Could you retype every entry below exactly as written?

Start of SUPPLIED MATERIAL

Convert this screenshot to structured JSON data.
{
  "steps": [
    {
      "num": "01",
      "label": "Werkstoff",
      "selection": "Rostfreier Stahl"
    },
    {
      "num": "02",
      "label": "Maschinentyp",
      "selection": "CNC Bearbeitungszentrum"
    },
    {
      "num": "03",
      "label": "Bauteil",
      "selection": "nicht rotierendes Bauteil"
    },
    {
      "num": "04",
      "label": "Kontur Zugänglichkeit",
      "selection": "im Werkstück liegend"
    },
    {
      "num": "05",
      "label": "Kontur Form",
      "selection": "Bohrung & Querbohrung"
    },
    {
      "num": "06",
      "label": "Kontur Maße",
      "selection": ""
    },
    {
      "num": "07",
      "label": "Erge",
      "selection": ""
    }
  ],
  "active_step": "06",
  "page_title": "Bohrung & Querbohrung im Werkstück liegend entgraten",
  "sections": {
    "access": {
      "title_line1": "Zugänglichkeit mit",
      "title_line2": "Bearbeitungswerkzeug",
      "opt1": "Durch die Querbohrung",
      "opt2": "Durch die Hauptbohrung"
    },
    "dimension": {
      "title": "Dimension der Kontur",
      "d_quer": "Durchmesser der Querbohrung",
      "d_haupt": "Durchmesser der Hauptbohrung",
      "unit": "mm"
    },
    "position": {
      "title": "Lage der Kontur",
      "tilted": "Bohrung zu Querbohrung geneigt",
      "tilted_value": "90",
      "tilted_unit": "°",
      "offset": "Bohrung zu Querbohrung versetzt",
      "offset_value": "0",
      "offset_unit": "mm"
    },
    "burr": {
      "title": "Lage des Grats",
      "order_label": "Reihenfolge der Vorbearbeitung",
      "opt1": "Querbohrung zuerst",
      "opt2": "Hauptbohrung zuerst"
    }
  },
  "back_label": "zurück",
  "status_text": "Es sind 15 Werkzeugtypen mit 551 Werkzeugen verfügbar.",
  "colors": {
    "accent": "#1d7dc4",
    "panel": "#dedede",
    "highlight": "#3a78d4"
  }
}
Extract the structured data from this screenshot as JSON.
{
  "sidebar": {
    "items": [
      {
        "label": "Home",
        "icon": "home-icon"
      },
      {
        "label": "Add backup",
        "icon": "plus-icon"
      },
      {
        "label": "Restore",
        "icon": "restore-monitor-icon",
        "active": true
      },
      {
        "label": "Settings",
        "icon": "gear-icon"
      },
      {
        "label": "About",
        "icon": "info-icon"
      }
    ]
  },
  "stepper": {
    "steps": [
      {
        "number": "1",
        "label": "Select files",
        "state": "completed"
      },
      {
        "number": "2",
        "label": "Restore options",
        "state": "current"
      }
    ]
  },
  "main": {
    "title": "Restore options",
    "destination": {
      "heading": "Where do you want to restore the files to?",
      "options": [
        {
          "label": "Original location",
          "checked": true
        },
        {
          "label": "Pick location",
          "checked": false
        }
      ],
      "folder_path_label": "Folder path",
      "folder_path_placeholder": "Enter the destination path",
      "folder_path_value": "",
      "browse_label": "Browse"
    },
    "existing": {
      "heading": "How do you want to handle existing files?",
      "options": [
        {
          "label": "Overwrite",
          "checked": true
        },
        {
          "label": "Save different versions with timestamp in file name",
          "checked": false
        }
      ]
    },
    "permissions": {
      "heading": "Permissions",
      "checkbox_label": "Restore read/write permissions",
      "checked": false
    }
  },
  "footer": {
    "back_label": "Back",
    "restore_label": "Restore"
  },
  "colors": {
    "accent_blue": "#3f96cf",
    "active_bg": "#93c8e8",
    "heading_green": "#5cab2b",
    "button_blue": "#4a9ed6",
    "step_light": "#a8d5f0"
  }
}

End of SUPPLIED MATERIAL

## REPLY TO THE EXERCISE
Convert this screenshot to structured JSON data.
{
  "steps": [
    {
      "num": "01",
      "label": "Werkstoff",
      "selection": "Rostfreier Stahl"
    },
    {
      "num": "02",
      "label": "Maschinentyp",
      "selection": "CNC Bearbeitungszentrum"
    },
    {
      "num": "03",
      "label": "Bauteil",
      "selection": "nicht rotierendes Bauteil"
    },
    {
      "num": "04",
      "label": "Kontur Zugänglichkeit",
      "selection": "im Werkstück liegend"
    },
    {
      "num": "05",
      "label": "Kontur Form",
      "selection": "Bohrung & Querbohrung"
    },
    {
      "num": "06",
      "label": "Kontur Maße",
      "selection": ""
    },
    {
      "num": "07",
      "label": "Erge",
      "selection": ""
    }
  ],
  "active_step": "06",
  "page_title": "Bohrung & Querbohrung im Werkstück liegend entgraten",
  "sections": {
    "access": {
      "title_line1": "Zugänglichkeit mit",
      "title_line2": "Bearbeitungswerkzeug",
      "opt1": "Durch die Querbohrung",
      "opt2": "Durch die Hauptbohrung"
    },
    "dimension": {
      "title": "Dimension der Kontur",
      "d_quer": "Durchmesser der Querbohrung",
      "d_haupt": "Durchmesser der Hauptbohrung",
      "unit": "mm"
    },
    "position": {
      "title": "Lage der Kontur",
      "tilted": "Bohrung zu Querbohrung geneigt",
      "tilted_value": "90",
      "tilted_unit": "°",
      "offset": "Bohrung zu Querbohrung versetzt",
      "offset_value": "0",
      "offset_unit": "mm"
    },
    "burr": {
      "title": "Lage des Grats",
      "order_label": "Reihenfolge der Vorbearbeitung",
      "opt1": "Querbohrung zuerst",
      "opt2": "Hauptbohrung zuerst"
    }
  },
  "back_label": "zurück",
  "status_text": "Es sind 15 Werkzeugtypen mit 551 Werkzeugen verfügbar.",
  "colors": {
    "accent": "#1d7dc4",
    "panel": "#dedede",
    "highlight": "#3a78d4"
  }
}
Extract the structured data from this screenshot as JSON.
{
  "sidebar": {
    "items": [
      {
        "label": "Home",
        "icon": "home-icon"
      },
      {
        "label": "Add backup",
        "icon": "plus-icon"
      },
      {
        "label": "Restore",
        "icon": "restore-monitor-icon",
        "active": true
      },
      {
        "label": "Settings",
        "icon": "gear-icon"
      },
      {
        "label": "About",
        "icon": "info-icon"
      }
    ]
  },
  "stepper": {
    "steps": [
      {
        "number": "1",
        "label": "Select files",
        "state": "completed"
      },
      {
        "number": "2",
        "label": "Restore options",
        "state": "current"
      }
    ]
  },
  "main": {
    "title": "Restore options",
    "destination": {
      "heading": "Where do you want to restore the files to?",
      "options": [
        {
          "label": "Original location",
          "checked": true
        },
        {
          "label": "Pick location",
          "checked": false
        }
      ],
      "folder_path_label": "Folder path",
      "folder_path_placeholder": "Enter the destination path",
      "folder_path_value": "",
      "browse_label": "Browse"
    },
    "existing": {
      "heading": "How do you want to handle existing files?",
      "options": [
        {
          "label": "Overwrite",
          "checked": true
        },
        {
          "label": "Save different versions with timestamp in file name",
          "checked": false
        }
      ]
    },
    "permissions": {
      "heading": "Permissions",
      "checkbox_label": "Restore read/write permissions",
      "checked": false
    }
  },
  "footer": {
    "back_label": "Back",
    "restore_label": "Restore"
  },
  "colors": {
    "accent_blue": "#3f96cf",
    "active_bg": "#93c8e8",
    "heading_green": "#5cab2b",
    "button_blue": "#4a9ed6",
    "step_light": "#a8d5f0"
  }
}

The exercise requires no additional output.